App and web page records
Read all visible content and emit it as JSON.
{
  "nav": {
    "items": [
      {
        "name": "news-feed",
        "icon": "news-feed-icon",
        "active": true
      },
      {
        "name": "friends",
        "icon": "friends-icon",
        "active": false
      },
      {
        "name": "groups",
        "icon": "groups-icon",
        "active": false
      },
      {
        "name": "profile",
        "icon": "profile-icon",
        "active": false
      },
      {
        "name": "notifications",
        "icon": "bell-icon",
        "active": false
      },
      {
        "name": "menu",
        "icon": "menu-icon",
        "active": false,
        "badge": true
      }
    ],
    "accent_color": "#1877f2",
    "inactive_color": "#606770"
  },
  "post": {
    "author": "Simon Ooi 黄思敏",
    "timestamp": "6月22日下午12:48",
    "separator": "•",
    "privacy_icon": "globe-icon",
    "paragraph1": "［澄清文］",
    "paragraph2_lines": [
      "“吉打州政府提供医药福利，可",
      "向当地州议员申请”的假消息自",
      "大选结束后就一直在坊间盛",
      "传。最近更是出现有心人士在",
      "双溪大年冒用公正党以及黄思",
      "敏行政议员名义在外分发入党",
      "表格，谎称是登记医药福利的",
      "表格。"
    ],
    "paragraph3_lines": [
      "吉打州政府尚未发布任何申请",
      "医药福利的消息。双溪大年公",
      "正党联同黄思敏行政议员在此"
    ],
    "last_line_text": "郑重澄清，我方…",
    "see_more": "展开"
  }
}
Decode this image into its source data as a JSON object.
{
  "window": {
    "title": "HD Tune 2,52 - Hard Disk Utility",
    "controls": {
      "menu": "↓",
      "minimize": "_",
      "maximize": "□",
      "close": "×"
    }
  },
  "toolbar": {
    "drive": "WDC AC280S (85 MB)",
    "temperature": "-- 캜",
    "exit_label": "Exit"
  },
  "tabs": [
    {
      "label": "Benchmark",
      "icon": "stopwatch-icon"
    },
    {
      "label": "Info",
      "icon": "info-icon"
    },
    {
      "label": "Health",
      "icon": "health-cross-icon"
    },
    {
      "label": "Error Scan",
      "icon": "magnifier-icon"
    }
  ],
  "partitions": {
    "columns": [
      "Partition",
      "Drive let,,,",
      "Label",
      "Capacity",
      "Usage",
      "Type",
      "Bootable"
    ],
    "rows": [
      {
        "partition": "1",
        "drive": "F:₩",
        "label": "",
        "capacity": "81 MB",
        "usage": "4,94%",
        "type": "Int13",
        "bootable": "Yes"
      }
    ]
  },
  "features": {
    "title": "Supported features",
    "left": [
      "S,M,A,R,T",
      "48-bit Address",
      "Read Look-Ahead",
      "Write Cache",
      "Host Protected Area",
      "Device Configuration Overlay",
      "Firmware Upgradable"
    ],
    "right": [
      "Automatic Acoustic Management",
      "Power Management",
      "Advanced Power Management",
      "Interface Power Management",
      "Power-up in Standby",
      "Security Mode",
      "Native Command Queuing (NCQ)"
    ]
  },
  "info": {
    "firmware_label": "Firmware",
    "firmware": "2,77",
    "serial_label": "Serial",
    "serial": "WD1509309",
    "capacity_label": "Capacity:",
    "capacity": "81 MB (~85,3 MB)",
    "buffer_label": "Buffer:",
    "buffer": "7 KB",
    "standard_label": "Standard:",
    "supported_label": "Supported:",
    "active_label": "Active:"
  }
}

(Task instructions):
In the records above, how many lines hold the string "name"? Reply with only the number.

(Your response):
6